Hydrogen use doesn’t emit carbon. It is already widely used in a range of industrial process, including refining and making fertilisers.
Most hydrogen today is generated by heating coal and natural gas with steam, a process that emits carbon dioxide.
More recently, solutions to realise hydrogen’s potential as a clean energy source have been explored. These include both green hydrogen, produced from renewable energy and also blue hydrogen, which is produced from natural gas with carbon capture and storage technology (CCS).
In the future, there is potential to use hydrogen as an alternative fuel that could power buses, trains, heavy vehicles and shipping, and as one of the ways to heat our homes.
Making green hydrogen
The partners' proposal for Flotta is to create green hydrogen, using offshore wind energy, through a process known as electrolysis - which separates water, in our case clean seawater, into hydrogen and oxygen.
Green hydrogen is carbon-free and can be used to generate heat or electricity wherever it is needed leaving only water vapour as a by-product.

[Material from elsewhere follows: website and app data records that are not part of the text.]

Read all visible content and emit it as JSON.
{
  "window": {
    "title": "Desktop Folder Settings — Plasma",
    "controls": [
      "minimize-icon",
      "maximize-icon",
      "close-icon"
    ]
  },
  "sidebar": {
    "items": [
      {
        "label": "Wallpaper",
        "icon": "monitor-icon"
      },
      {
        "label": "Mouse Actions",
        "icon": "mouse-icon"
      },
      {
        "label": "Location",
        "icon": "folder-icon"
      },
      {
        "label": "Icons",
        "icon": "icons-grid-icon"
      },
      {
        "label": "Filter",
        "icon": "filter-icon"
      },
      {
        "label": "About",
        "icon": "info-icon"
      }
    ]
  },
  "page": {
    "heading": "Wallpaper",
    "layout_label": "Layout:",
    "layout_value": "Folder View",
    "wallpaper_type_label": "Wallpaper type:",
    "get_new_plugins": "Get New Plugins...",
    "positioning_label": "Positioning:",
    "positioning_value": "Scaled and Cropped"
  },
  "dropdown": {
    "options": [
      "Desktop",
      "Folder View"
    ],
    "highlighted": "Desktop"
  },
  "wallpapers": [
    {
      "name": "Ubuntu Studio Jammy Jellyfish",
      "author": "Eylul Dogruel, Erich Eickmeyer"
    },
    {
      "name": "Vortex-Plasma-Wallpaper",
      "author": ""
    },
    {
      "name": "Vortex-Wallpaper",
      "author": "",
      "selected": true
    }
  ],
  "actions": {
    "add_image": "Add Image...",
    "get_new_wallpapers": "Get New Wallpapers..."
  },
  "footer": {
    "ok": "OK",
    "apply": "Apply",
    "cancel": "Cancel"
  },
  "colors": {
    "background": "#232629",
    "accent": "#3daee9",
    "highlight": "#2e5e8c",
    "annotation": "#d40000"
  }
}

With the right investment and continued research, green hydrogen can become, low-cost and widely-available, and a realistic part of the green energy system.

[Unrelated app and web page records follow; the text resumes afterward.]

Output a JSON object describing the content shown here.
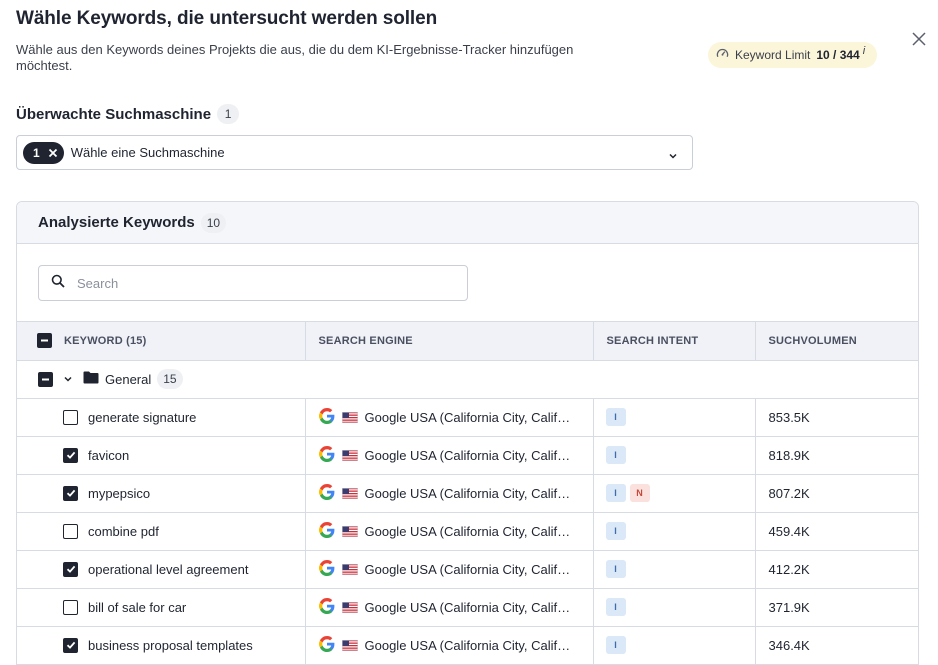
{
  "header": {
    "title": "Wähle Keywords, die untersucht werden sollen",
    "subtitle": "Wähle aus den Keywords deines Projekts die aus, die du dem KI-Ergebnisse-Tracker hinzufügen möchtest.",
    "limit_label": "Keyword Limit",
    "limit_value": "10 / 344",
    "limit_info": "i"
  },
  "search_engine": {
    "label": "Überwachte Suchmaschine",
    "count": "1",
    "chip_count": "1",
    "placeholder": "Wähle eine Suchmaschine"
  },
  "panel": {
    "title": "Analysierte Keywords",
    "count": "10",
    "search_placeholder": "Search"
  },
  "table": {
    "headers": [
      "KEYWORD (15)",
      "SEARCH ENGINE",
      "SEARCH INTENT",
      "SUCHVOLUMEN"
    ],
    "group": {
      "name": "General",
      "count": "15"
    },
    "rows": [
      {
        "keyword": "generate signature",
        "checked": false,
        "engine": "Google USA (California City, California)",
        "intents": [
          "I"
        ],
        "volume": "853.5K"
      },
      {
        "keyword": "favicon",
        "checked": true,
        "engine": "Google USA (California City, California)",
        "intents": [
          "I"
        ],
        "volume": "818.9K"
      },
      {
        "keyword": "mypepsico",
        "checked": true,
        "engine": "Google USA (California City, California)",
        "intents": [
          "I",
          "N"
        ],
        "volume": "807.2K"
      },
      {
        "keyword": "combine pdf",
        "checked": false,
        "engine": "Google USA (California City, California)",
        "intents": [
          "I"
        ],
        "volume": "459.4K"
      },
      {
        "keyword": "operational level agreement",
        "checked": true,
        "engine": "Google USA (California City, California)",
        "intents": [
          "I"
        ],
        "volume": "412.2K"
      },
      {
        "keyword": "bill of sale for car",
        "checked": false,
        "engine": "Google USA (California City, California)",
        "intents": [
          "I"
        ],
        "volume": "371.9K"
      },
      {
        "keyword": "business proposal templates",
        "checked": true,
        "engine": "Google USA (California City, California)",
        "intents": [
          "I"
        ],
        "volume": "346.4K"
      }
    ]
  },
  "colors": {
    "intent_I_bg": "#dbe8f7",
    "intent_I_fg": "#3d6ea8",
    "intent_N_bg": "#fbe1dd",
    "intent_N_fg": "#c4493a",
    "limit_bg": "#fbf5d9"
  },
  "icons": [
    "close-icon",
    "gauge-icon",
    "chevron-down-icon",
    "search-icon",
    "folder-icon",
    "google-icon",
    "us-flag-icon",
    "checkbox-icon"
  ]
}
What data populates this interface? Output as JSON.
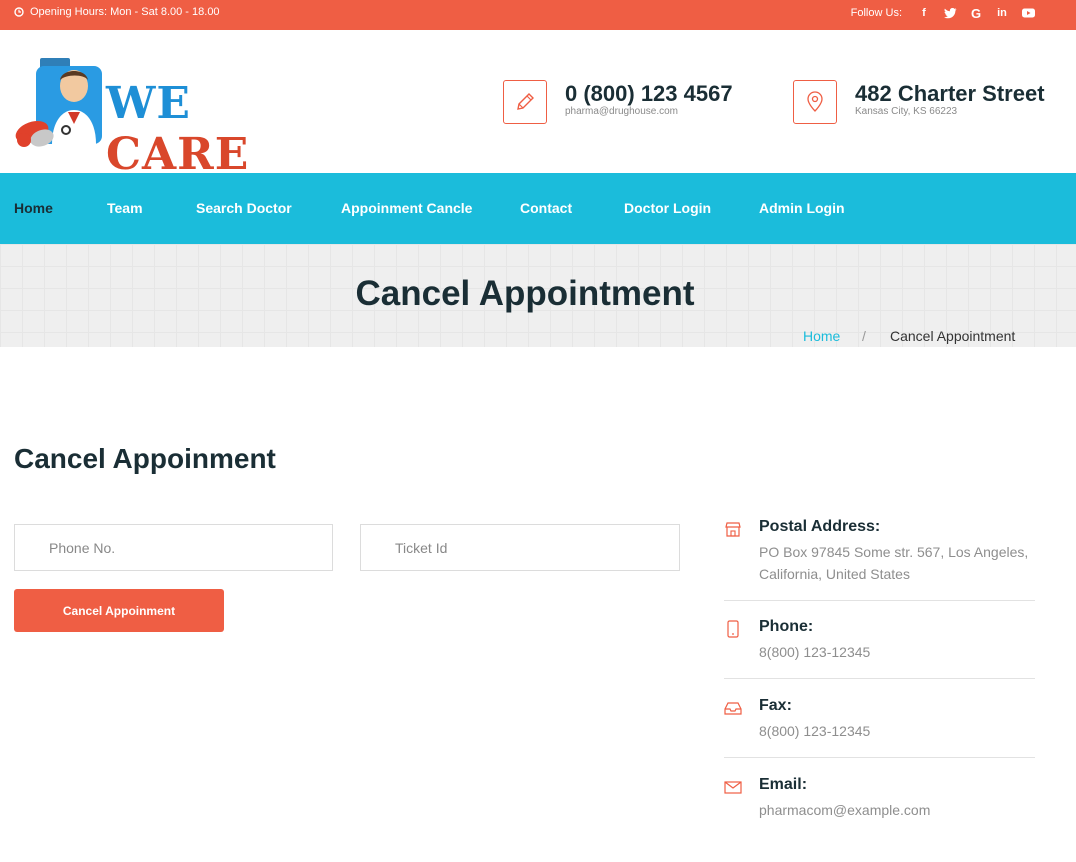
{
  "topbar": {
    "hours": "Opening Hours: Mon - Sat 8.00 - 18.00",
    "follow_label": "Follow Us:",
    "social_icons": [
      "facebook-icon",
      "twitter-icon",
      "google-icon",
      "linkedin-icon",
      "youtube-icon"
    ]
  },
  "logo": {
    "word1": "WE",
    "word2": "CARE"
  },
  "header": {
    "phone": {
      "number": "0 (800) 123 4567",
      "email": "pharma@drughouse.com"
    },
    "address": {
      "street": "482 Charter Street",
      "city": "Kansas City, KS 66223"
    }
  },
  "nav": {
    "items": [
      {
        "label": "Home",
        "active": true
      },
      {
        "label": "Team"
      },
      {
        "label": "Search Doctor"
      },
      {
        "label": "Appoinment Cancle"
      },
      {
        "label": "Contact"
      },
      {
        "label": "Doctor Login"
      },
      {
        "label": "Admin Login"
      }
    ]
  },
  "banner": {
    "title": "Cancel Appointment",
    "breadcrumb": {
      "home": "Home",
      "separator": "/",
      "current": "Cancel Appointment"
    }
  },
  "form": {
    "title": "Cancel Appoinment",
    "phone_placeholder": "Phone No.",
    "ticket_placeholder": "Ticket Id",
    "submit_label": "Cancel Appoinment"
  },
  "info": {
    "postal": {
      "title": "Postal Address:",
      "value": "PO Box 97845 Some str. 567, Los Angeles, California, United States"
    },
    "phone": {
      "title": "Phone:",
      "value": "8(800) 123-12345"
    },
    "fax": {
      "title": "Fax:",
      "value": "8(800) 123-12345"
    },
    "email": {
      "title": "Email:",
      "value": "pharmacom@example.com"
    }
  },
  "colors": {
    "accent": "#ef5e44",
    "nav": "#1bbcdb",
    "heading": "#1a2e35"
  }
}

Potential uses for Flotta green hydrogen
Blending into the GB gas grid
There is tremendous potential for Flotta to contribute significantly to both the UK and Scottish Governments' 5GW low carbon hydrogen production targets for 2030.
One option is to pipe Flotta green hydrogen direct to the St Fergus gas terminal on the Aberdeenshire coast, where it could be blended into the GB national gas transmission system.
Full output from Flotta would represent five percent of total gas volumes flowing through St Fergus, potentially allowing 100 percent offtake from Flotta into the gas grid.
Hydrogen export hub
There is the option to utilise the existing oil berthing infrastructure as Flotta transitions to new low carbon future for hydrogen fuel transfers.
This is a prime strategic location with deep water anchorage in Scapa Flow, offering the potential to create a hydrogen export hub.
This would establish the UK as major green energy provider to Europe or other destinations.
International hydrogen refueling port
At present, five percent of the UK’s domestic greenhouse gas emissions are from the maritime sector and in 2019 UK domestic shipping emitted more greenhouse gases in total than rail and bus transport combined.
Flotta is ideally located on the northern Atlantic route to major European ports and offers a potential route to decarbonise shipping through creation of an international low carbon bunkering (marine fueling) facility.
Increased use of a low carbon maritime fuel would help meet the aspirations of the UK Transport Decarbonisation Plan.